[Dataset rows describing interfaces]
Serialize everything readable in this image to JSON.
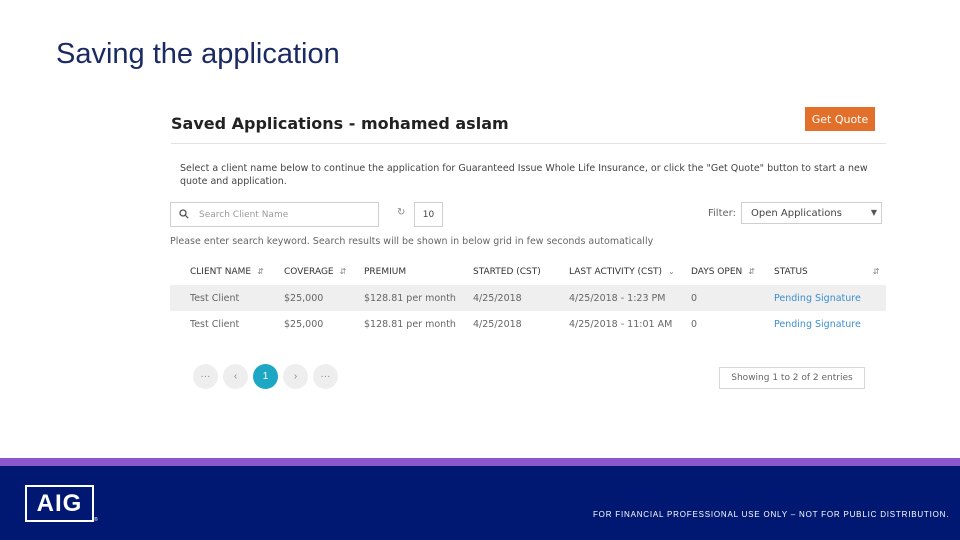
{
  "slide": {
    "title": "Saving the application"
  },
  "app": {
    "heading": "Saved Applications - mohamed aslam",
    "get_quote_label": "Get Quote",
    "intro": "Select a client name below to continue the application for Guaranteed Issue Whole Life Insurance, or click the \"Get Quote\" button to start a new quote and application.",
    "search": {
      "placeholder": "Search Client Name",
      "value": ""
    },
    "page_size": "10",
    "filter": {
      "label": "Filter:",
      "selected": "Open Applications"
    },
    "hint": "Please enter search keyword. Search results will be shown in below grid in few seconds automatically",
    "table": {
      "headers": [
        "CLIENT NAME",
        "COVERAGE",
        "PREMIUM",
        "STARTED (CST)",
        "LAST ACTIVITY (CST)",
        "DAYS OPEN",
        "STATUS"
      ],
      "rows": [
        [
          "Test Client",
          "$25,000",
          "$128.81 per month",
          "4/25/2018",
          "4/25/2018 - 1:23 PM",
          "0",
          "Pending Signature"
        ],
        [
          "Test Client",
          "$25,000",
          "$128.81 per month",
          "4/25/2018",
          "4/25/2018 - 11:01 AM",
          "0",
          "Pending Signature"
        ]
      ]
    },
    "pagination": {
      "first": "···",
      "prev": "‹",
      "current": "1",
      "next": "›",
      "last": "···"
    },
    "showing": "Showing 1 to 2 of 2 entries"
  },
  "footer": {
    "logo": "AIG",
    "registered": "®",
    "disclaimer": "FOR FINANCIAL PROFESSIONAL USE ONLY – NOT FOR PUBLIC DISTRIBUTION."
  },
  "colors": {
    "title": "#1b2a63",
    "accent": "#e2702b",
    "active_page": "#1ea7c5",
    "band": "#8b57cc",
    "footer": "#001871",
    "status": "#3d8fd1"
  },
  "icons": {
    "search": "search-icon",
    "refresh": "refresh-icon",
    "sort": "sort-icon",
    "dropdown": "caret-down-icon"
  }
}
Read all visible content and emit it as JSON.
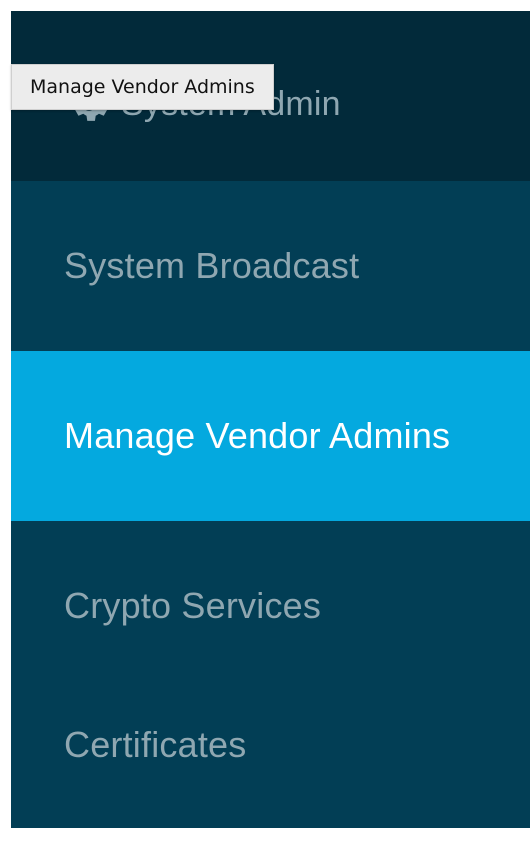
{
  "sidebar": {
    "header": {
      "label": "System Admin",
      "icon": "gear-icon"
    },
    "items": [
      {
        "label": "System Broadcast"
      },
      {
        "label": "Manage Vendor Admins",
        "active": true
      },
      {
        "label": "Crypto Services"
      },
      {
        "label": "Certificates"
      }
    ],
    "colors": {
      "background": "#023e55",
      "header_background": "#022a3a",
      "active_background": "#04a9df",
      "text": "#8fa7b1",
      "active_text": "#ffffff"
    }
  },
  "tooltip": {
    "text": "Manage Vendor Admins"
  }
}
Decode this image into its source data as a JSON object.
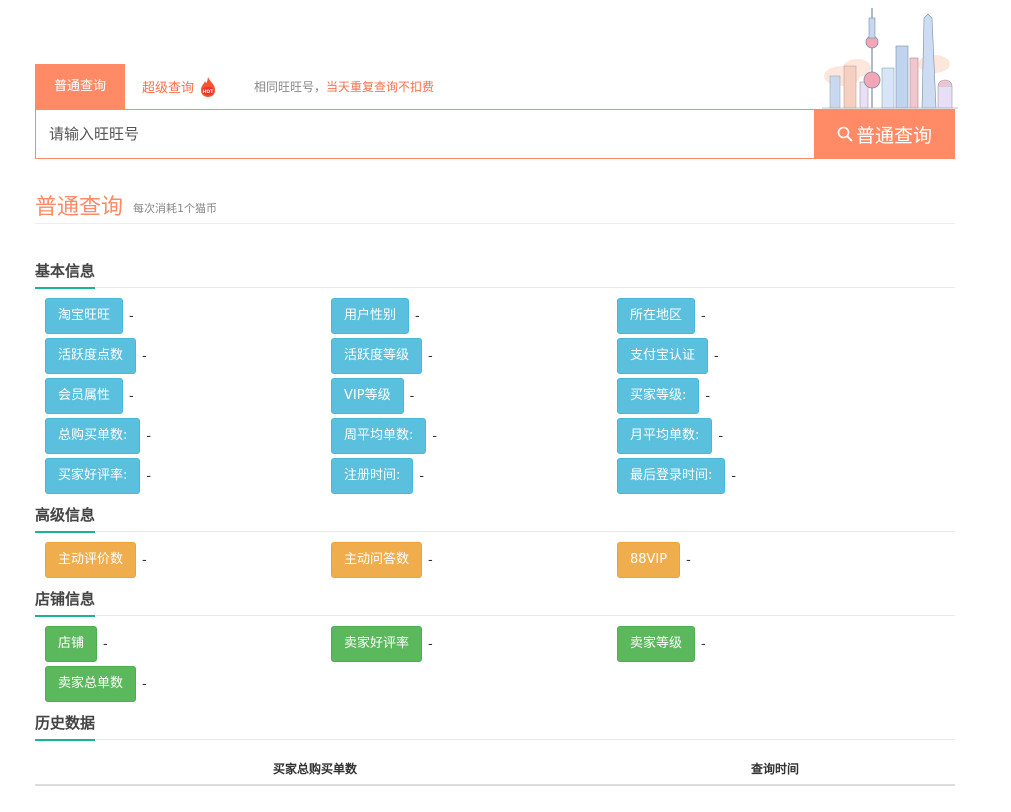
{
  "tabs": {
    "normal": "普通查询",
    "super": "超级查询",
    "hot_badge": "HOT",
    "note_prefix": "相同旺旺号，",
    "note_warn": "当天重复查询不扣费"
  },
  "search": {
    "placeholder": "请输入旺旺号",
    "button": "普通查询"
  },
  "mode": {
    "title": "普通查询",
    "subtitle": "每次消耗1个猫币"
  },
  "groups": {
    "basic": {
      "title": "基本信息",
      "fields": [
        {
          "label": "淘宝旺旺",
          "value": "-"
        },
        {
          "label": "用户性别",
          "value": "-"
        },
        {
          "label": "所在地区",
          "value": "-"
        },
        {
          "label": "活跃度点数",
          "value": "-"
        },
        {
          "label": "活跃度等级",
          "value": "-"
        },
        {
          "label": "支付宝认证",
          "value": "-"
        },
        {
          "label": "会员属性",
          "value": "-"
        },
        {
          "label": "VIP等级",
          "value": "-"
        },
        {
          "label": "买家等级:",
          "value": "-"
        },
        {
          "label": "总购买单数:",
          "value": "-"
        },
        {
          "label": "周平均单数:",
          "value": "-"
        },
        {
          "label": "月平均单数:",
          "value": "-"
        },
        {
          "label": "买家好评率:",
          "value": "-"
        },
        {
          "label": "注册时间:",
          "value": "-"
        },
        {
          "label": "最后登录时间:",
          "value": "-"
        }
      ]
    },
    "advanced": {
      "title": "高级信息",
      "fields": [
        {
          "label": "主动评价数",
          "value": "-"
        },
        {
          "label": "主动问答数",
          "value": "-"
        },
        {
          "label": "88VIP",
          "value": "-"
        }
      ]
    },
    "shop": {
      "title": "店铺信息",
      "fields": [
        {
          "label": "店铺",
          "value": "-"
        },
        {
          "label": "卖家好评率",
          "value": "-"
        },
        {
          "label": "卖家等级",
          "value": "-"
        },
        {
          "label": "卖家总单数",
          "value": "-"
        }
      ]
    },
    "history": {
      "title": "历史数据",
      "columns": [
        "买家总购买单数",
        "查询时间"
      ]
    }
  },
  "colors": {
    "accent": "#ff8a65",
    "info": "#5bc0de",
    "warning": "#f0ad4e",
    "success": "#5cb85c",
    "underline": "#1ab394"
  }
}
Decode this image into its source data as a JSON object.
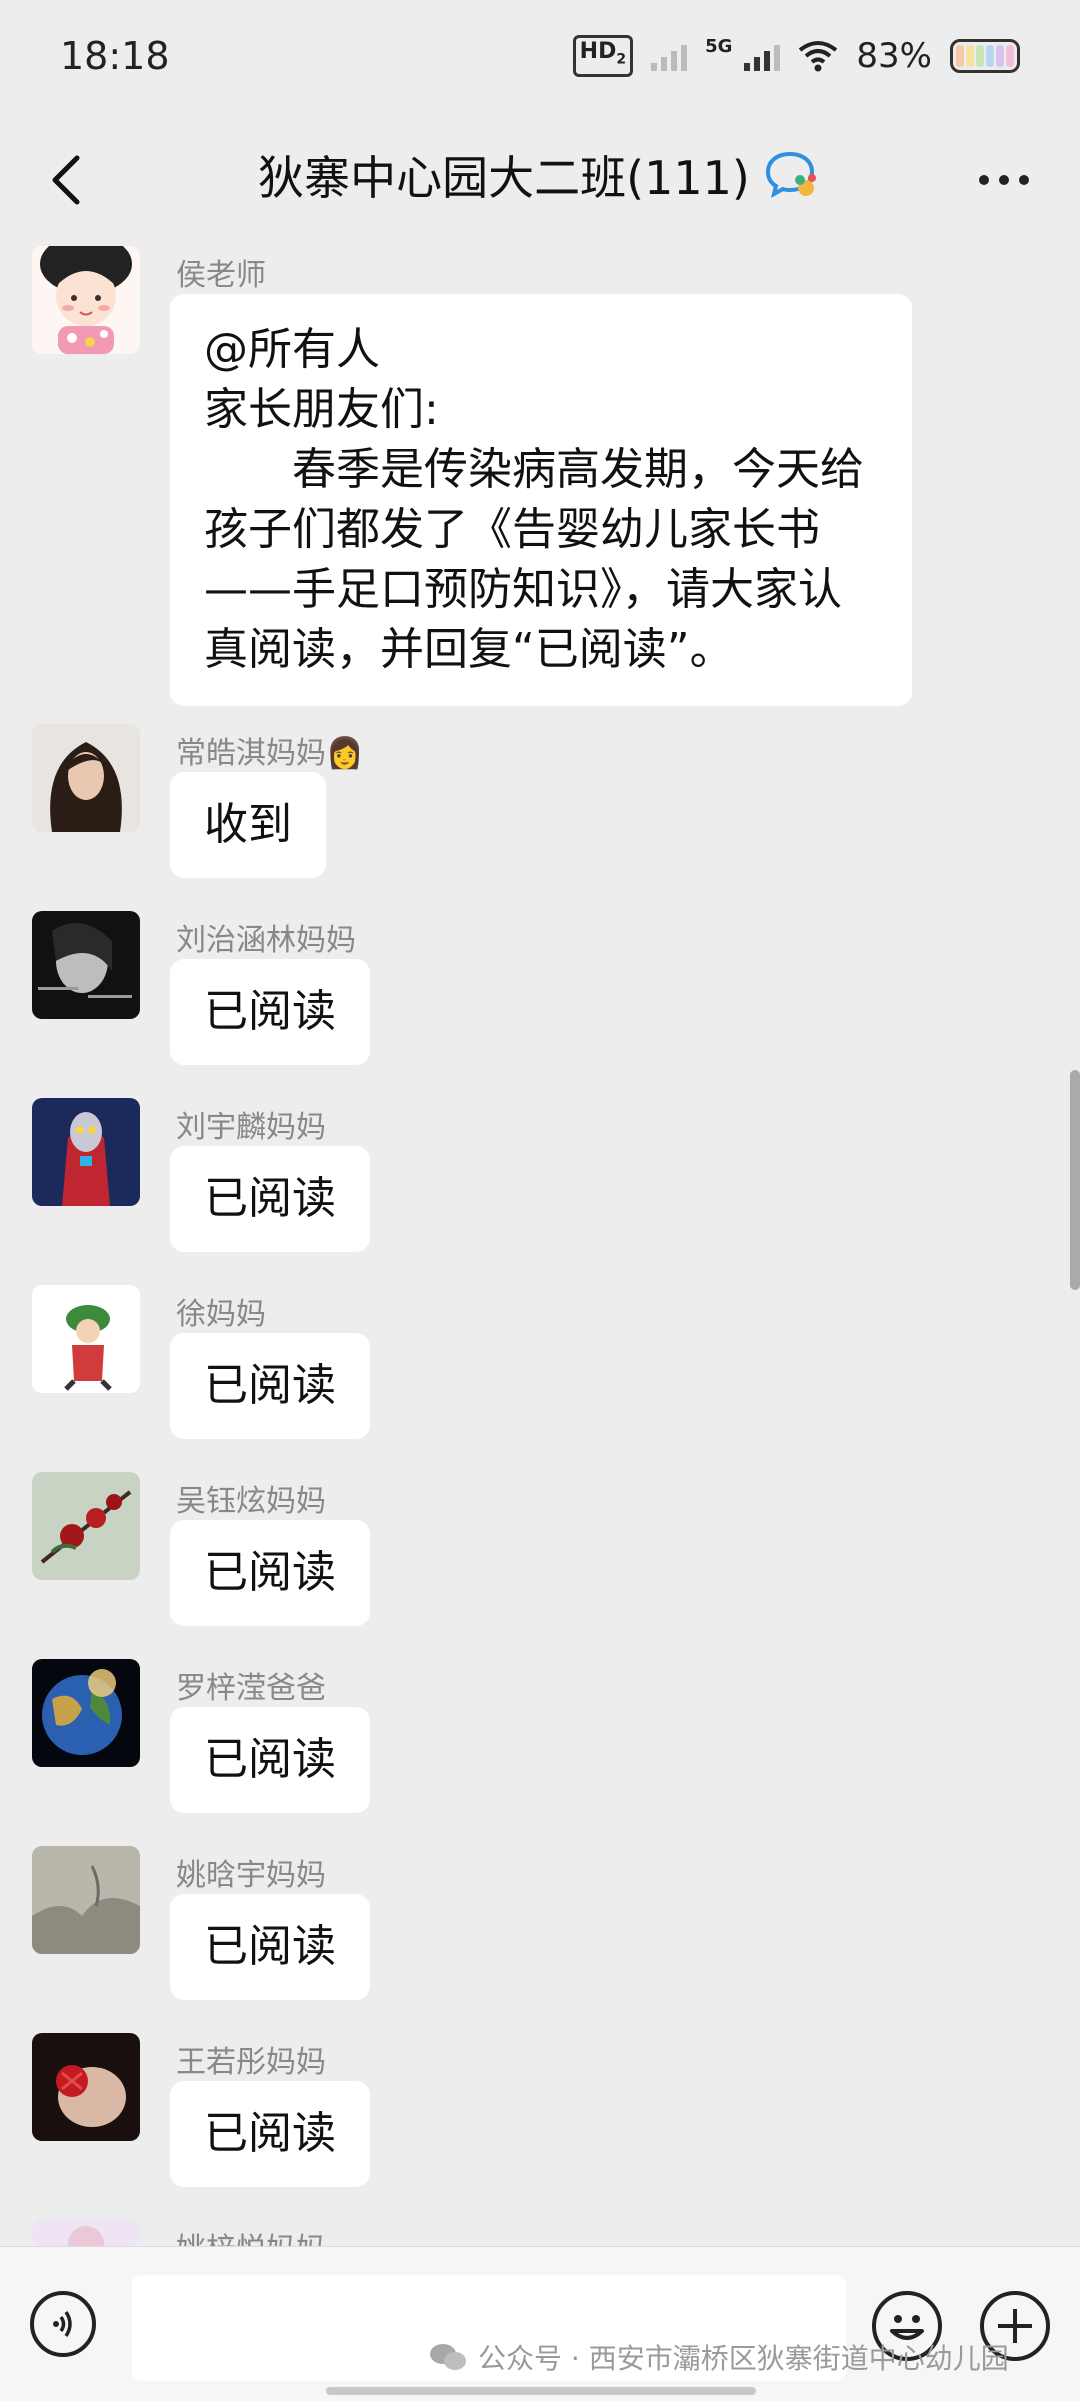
{
  "status_bar": {
    "time": "18:18",
    "hd_badge": "HD",
    "hd_sub": "2",
    "network": "5G",
    "battery_percent": "83%"
  },
  "header": {
    "title": "狄寨中心园大二班(111)",
    "icons": [
      "back-arrow-icon",
      "chat-group-icon",
      "more-dots-icon"
    ]
  },
  "messages": [
    {
      "sender": "侯老师",
      "lines": [
        "@所有人",
        "家长朋友们:",
        "　　春季是传染病高发期，今天给",
        "孩子们都发了《告婴幼儿家长书",
        "——手足口预防知识》，请大家认",
        "真阅读，并回复“已阅读”。"
      ]
    },
    {
      "sender": "常皓淇妈妈",
      "sender_emoji": "👩",
      "text": "收到"
    },
    {
      "sender": "刘治涵林妈妈",
      "text": "已阅读"
    },
    {
      "sender": "刘宇麟妈妈",
      "text": "已阅读"
    },
    {
      "sender": "徐妈妈",
      "text": "已阅读"
    },
    {
      "sender": "吴钰炫妈妈",
      "text": "已阅读"
    },
    {
      "sender": "罗梓滢爸爸",
      "text": "已阅读"
    },
    {
      "sender": "姚晗宇妈妈",
      "text": "已阅读"
    },
    {
      "sender": "王若彤妈妈",
      "text": "已阅读"
    },
    {
      "sender": "姚梓悦妈妈"
    }
  ],
  "input_bar": {
    "watermark": "公众号 · 西安市灞桥区狄寨街道中心幼儿园"
  },
  "colors": {
    "background": "#ededed",
    "bubble": "#ffffff",
    "sender_name": "#888888"
  }
}
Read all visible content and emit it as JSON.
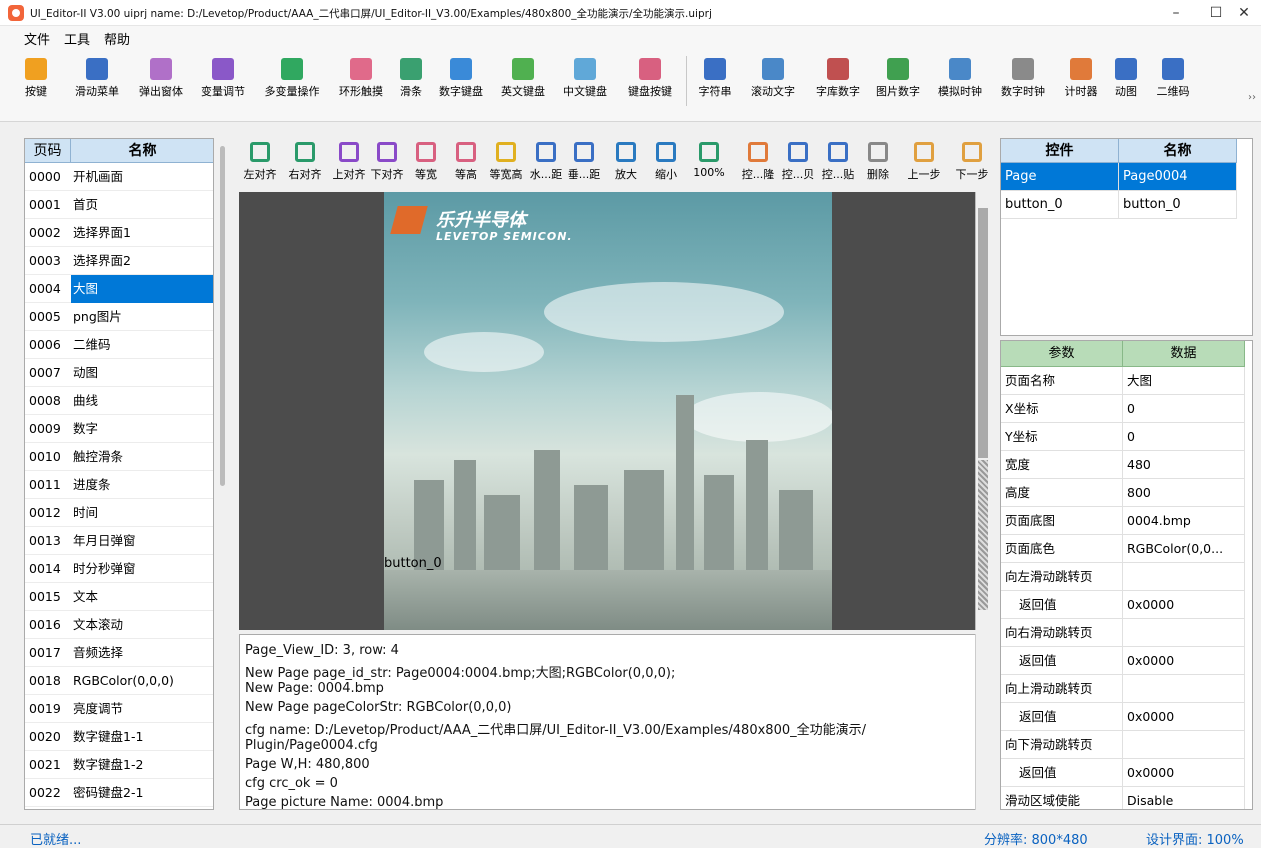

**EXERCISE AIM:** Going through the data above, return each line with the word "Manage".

**RESULT:**
        "label": "Manage Vendor Admins",
    "text": "Manage Vendor Admins"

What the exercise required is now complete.